Did Nuclear Power Withstand the Test of Sandy?
Hurricane Sandy brought a new level of terror and fright than what the East Coast is used to at the end of October. Projections are estimating that the total property damage from Sandy will top $20 billion. If that number holds true, it will be the costliest storm since Hurricane Ike in 2008 (though I think it’s safe to say it could easily surpass Ike’s damage).
While electrical crews may be working to restore power for weeks to come, the nuclear power industry is, for the most part, breathing a sigh of relief. The 34 nuclear facilities from South Carolina to Vermont in Sandy’s path withstood the storm during an era when nuclear power must continue to prove itself as safe and trustworthy.
Sandy may have been just the test the nuclear industry needed to pass post-Fukushima. For the general public, the March 2011 Japan disaster undoubtedly caused apprehension towards nuclear power to escalate. At POWER-GEN 2011, we heard from Elmo Collins of the U.S. Nuclear Regulatory Commission (NRC), who said Fukushima “felt like it happened in our own back yard” and “changed the conversations about nuclear power from the economical and safety perspectives.”

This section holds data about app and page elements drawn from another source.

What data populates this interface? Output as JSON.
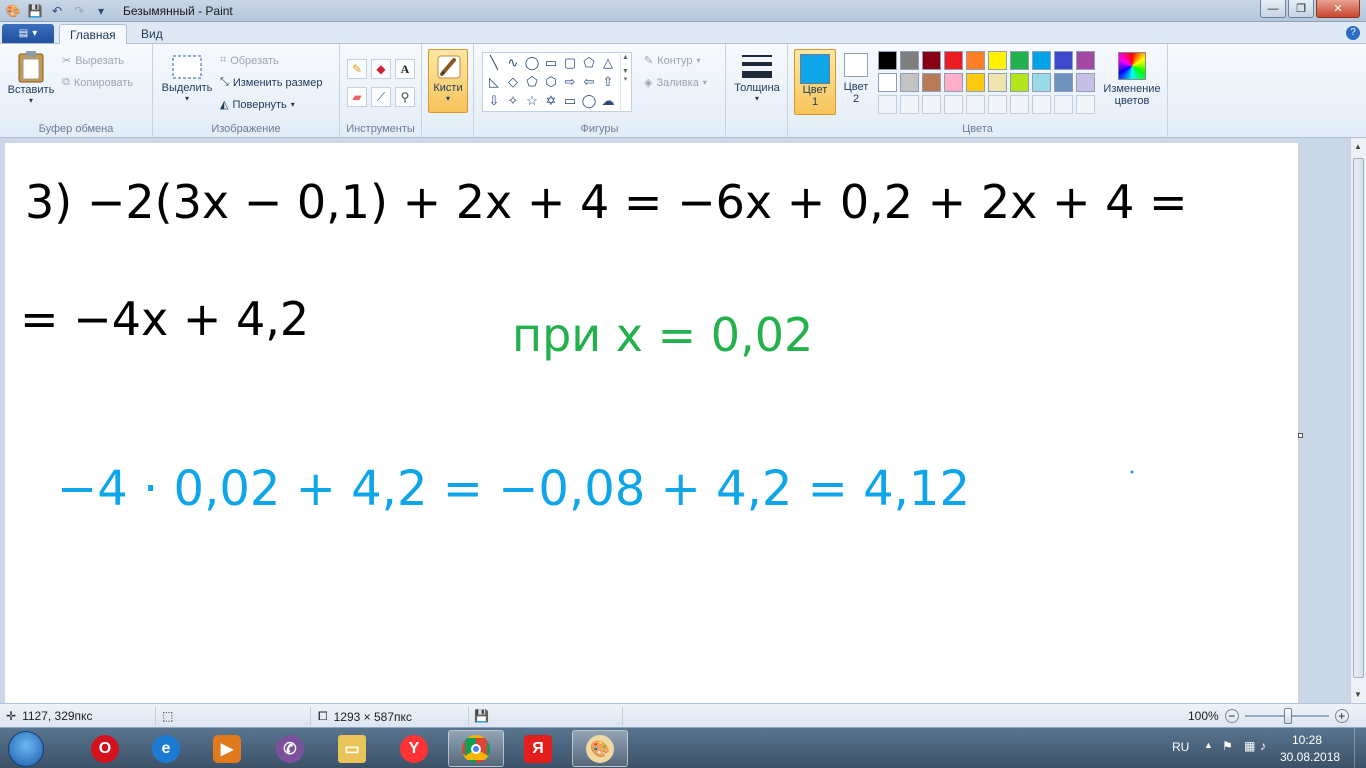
{
  "window": {
    "title": "Безымянный - Paint"
  },
  "tabs": [
    {
      "label": "Главная"
    },
    {
      "label": "Вид"
    }
  ],
  "ribbon": {
    "clipboard": {
      "label": "Буфер обмена",
      "paste": "Вставить",
      "cut": "Вырезать",
      "copy": "Копировать"
    },
    "image": {
      "label": "Изображение",
      "select": "Выделить",
      "crop": "Обрезать",
      "resize": "Изменить размер",
      "rotate": "Повернуть"
    },
    "tools": {
      "label": "Инструменты"
    },
    "brushes": {
      "label": "Кисти"
    },
    "shapes": {
      "label": "Фигуры",
      "outline": "Контур",
      "fill": "Заливка"
    },
    "size": {
      "label": "Толщина"
    },
    "colors": {
      "label": "Цвета",
      "color1_line1": "Цвет",
      "color1_line2": "1",
      "color2_line1": "Цвет",
      "color2_line2": "2",
      "edit_line1": "Изменение",
      "edit_line2": "цветов",
      "color1_value": "#0ea5e9",
      "color2_value": "#ffffff",
      "row1": [
        "#000000",
        "#7f7f7f",
        "#880015",
        "#ed1c24",
        "#ff7f27",
        "#fff200",
        "#22b14c",
        "#00a2e8",
        "#3f48cc",
        "#a349a4"
      ],
      "row2": [
        "#ffffff",
        "#c3c3c3",
        "#b97a57",
        "#ffaec9",
        "#ffc90e",
        "#efe4b0",
        "#b5e61d",
        "#99d9ea",
        "#7092be",
        "#c8bfe7"
      ]
    }
  },
  "canvas_content": {
    "line1": "3) −2(3x − 0,1) + 2x + 4 = −6x + 0,2 + 2x + 4 =",
    "line2": "= −4x + 4,2",
    "condition": "при x = 0,02",
    "result": "−4 · 0,02 + 4,2 = −0,08 + 4,2 = 4,12",
    "colors": {
      "black_ink": "#000000",
      "green_ink": "#22b14c",
      "blue_ink": "#0ea5e9"
    }
  },
  "statusbar": {
    "cursor_pos": "1127, 329пкс",
    "image_size": "1293 × 587пкс",
    "zoom": "100%"
  },
  "taskbar": {
    "apps": [
      "opera-icon",
      "ie-icon",
      "media-player-icon",
      "viber-icon",
      "explorer-icon",
      "yandex-icon",
      "chrome-icon",
      "yandex-browser-icon",
      "paint-icon"
    ],
    "lang": "RU",
    "time": "10:28",
    "date": "30.08.2018"
  }
}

Instead of pushing Fukushima off as something that could never happen in the U.S., the NRC has upped efforts to ensure safety at U.S. nuclear facilities, therefore further ensuring that the fleet was perfectly positioned to withstand Sandy.
Several measures are taken at nuclear facilities prior to hurricane landfall. (For a full look at how nuclear plants prepare for hurricanes, take a look at this story from our October issue.) A reactor is shut down at least two hours before the onset of hurricane-force (70 to 75 mph) winds at a nuclear facility. If there is a loss of on-site power during or after a hurricane, reactors will automatically shut down as a precaution, and emergency backup diesel generators will begin operating.
During Sandy, three nuclear power reactors – Indian Point Unit 3, Salem Unit 1 and Nine Mile Point Unit 1 – were shut down because of electricity issues, and Oyster Creek in New Jersey went into “alert” mode due to high water levels in its water intake structure. Oyster Creek was already shut down due to a regularly scheduled outage. All three reactors shut down safely, according to the NRC.
“Actions taken by companies operating reactors in the mid-Atlantic and Northeast once again demonstrate that nuclear energy facilities are well-protected against extreme natural events,” said Martin S. Fertel, president and chief executive officer at the Nuclear Energy Institute.
It’s likely that the four nuclear facilities where events occurred during Sandy will be under intense scrutiny in the coming months in order to guarantee that safety and procedural measures were followed to a tee. But overall, the U.S. nuclear fleet has passed another test of nature and emergency preparedness.